Fourth, I expect fictionalization of the Pandemic will have no middle ground. It will be done in wild metaphor or fantastical parallels in world of magic and science fiction – or it will be tales based on real life. The uncomfortable middle ground where we mix hard fact and big dreams will be too ambiguous, too uncomfortable. We’ll want the abstract fantastical – or the painfully familiar – because that middle ground is where speculation runs and harsh truths emerge.

We’re ready for Godzilla and Alien Plague, or for two people at a coffee shop decrying the state of life. We’re not ready for fiction with enough fact that the speculation cuts us.

The near future of Pandemic Fiction is going to be not much different than we have now, a mess of politics and agendas, the fantastic and the on the nose, and people arguing over it. It is my hope in time we can confront our experiece and our history with the power of imagination, but for the short-term I fear a muddle is where we’re headed.

May we reduce the time we’re in that muddle so our writing may clearly illuminate the human experience, our lessons, our losses – and those responsible. Because we’re doing it half-assed now.

Steven Savage

The End Of The World As We Don’t Know It
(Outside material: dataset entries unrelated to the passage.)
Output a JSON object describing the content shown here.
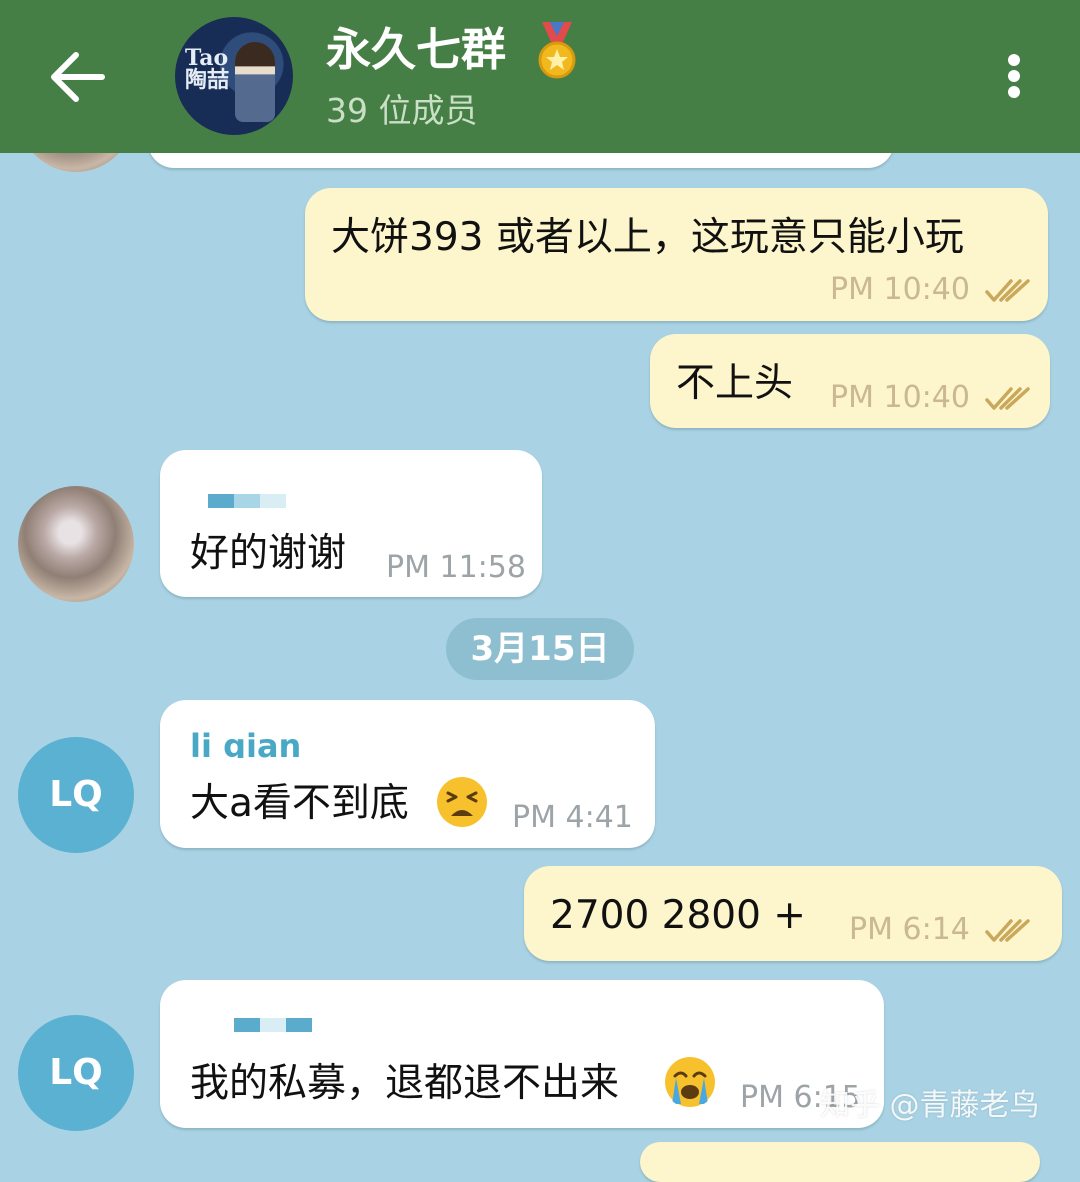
{
  "header": {
    "title": "永久七群",
    "subtitle": "39 位成员",
    "avatar_text": "Tao\n陶喆",
    "back_icon": "arrow-left-icon",
    "menu_icon": "more-vertical-icon",
    "badge_icon": "medal-icon"
  },
  "date_separator": "3月15日",
  "avatars": {
    "lq1": "LQ",
    "lq2": "LQ"
  },
  "messages": [
    {
      "direction": "out",
      "text": "大饼393 或者以上，这玩意只能小玩",
      "time": "PM 10:40",
      "status": "read"
    },
    {
      "direction": "out",
      "text": "不上头",
      "time": "PM 10:40",
      "status": "read"
    },
    {
      "direction": "in",
      "text": "好的谢谢",
      "time": "PM 11:58"
    },
    {
      "direction": "in",
      "sender": "li qian",
      "text": "大a看不到底",
      "emoji": "tired-face-emoji",
      "time": "PM 4:41"
    },
    {
      "direction": "out",
      "text": "2700   2800 +",
      "time": "PM 6:14",
      "status": "read"
    },
    {
      "direction": "in",
      "text": "我的私募，退都退不出来",
      "emoji": "loudly-crying-face-emoji",
      "time": "PM 6:15"
    }
  ],
  "watermark": "知乎 @青藤老鸟",
  "colors": {
    "header": "#467f45",
    "background": "#a9d3e4",
    "outgoing_bubble": "#fdf5cb",
    "incoming_bubble": "#ffffff",
    "accent": "#5bb1d1"
  }
}
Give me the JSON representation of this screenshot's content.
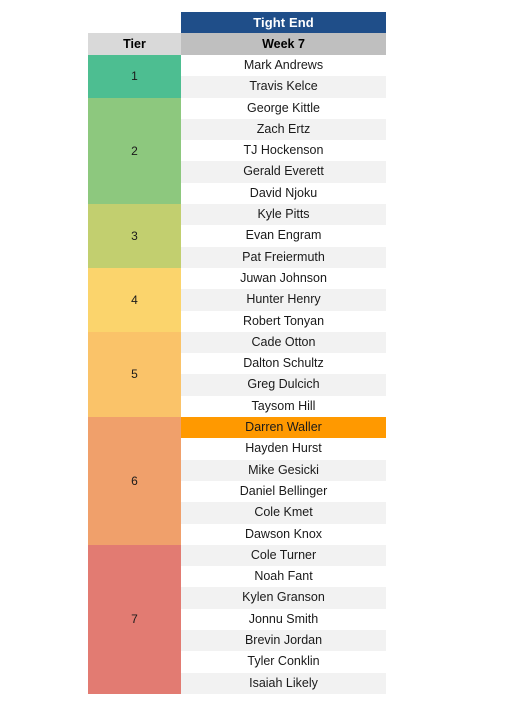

(This column is posted at www.StevenSavage.com and Steve’s Tumblr.  Find out more at my newsletter.)

My friend Serdar talked about about his disinterest in writing post-apocalyptic fiction at his blog. I wanted to add my own thoughts on this because most apocalyptic stuff and even post-apocalyptic stuff feels boring and inaccurate. As Serdar puts it, its best to take things as Mad Max like mythology, a sort of lesson or metaphor.

As for the rest of the apocalypses . . .

Most fictional post-apocalypse tales are boring, repetitive, and the same stuff. I’ve been watching enough bad-movies that took Mad Max and gave us so many battles in tight leather pants that it’s like 80’s hair bands went to war. There’s so many Zombie movies it’s a running joke that rarely explores the implications of having zombies. Most of our fictional apocalypses have been done so over and over again there’s nothing to learn or take from it – if there ever was much in the first place.

We’ve recycled our apocalypses and our post-apocalypses, so most of them are going through the motions. Most of the apocalypses are zombies, even if they lack zombies.

In addition, real post-apocalypses don’t fictionalize well.

First, some apocalypses are boring. We’re living through a low-level apocalypses now with COVID-19, and it’s not that interesting. Disasters are often not action-packed or dramatic tales, they’re the slow grind, the surviving-enough, the unending grayness of endings. Fiction doesn’t cover that.

Other apocalypses and post-apocalypses ignore or glorify the horror. We’ve had plenty of apocalyptic bombings and and disasters, we’ve had horrors and terrible mass deaths. So much fiction either grinds our face in the blood and turns it into a show, leaving us with that queasy sense of watching apocalypse pornography. Others try to ignore the horror, because it’s so horrible, building fiction around it until it’s drained of meaning.

Good apocalyptic and post-apocalyptic fiction exists, but it takes a person that can write, that explores, that understands the subjects. It is rare, because it is difficult.

This is why my current fiction, the Avenoth series, is what I call post-post apocalypse. I’m not interested in the end of the world (in this case, a devastating war that killed 3/4 of the planet) or the immediate post-apocalypse. Instead it’s about a rebuilt world, so we see the impact of the apocalypse and post-apocalypse, but are far enough in the future to see the meaning of it all. I want a tale of healed scars and a new society with memory, where we understand the past by looking at the present.

Besides, some of these post-post apocalypses have powerful impact. When the world is grinding away or the blood is spilling, it’s hard to see what it means in the whole.

But afterwards? Afterwards is when you can look back on the works of the past, and despair properly.

Steven Savage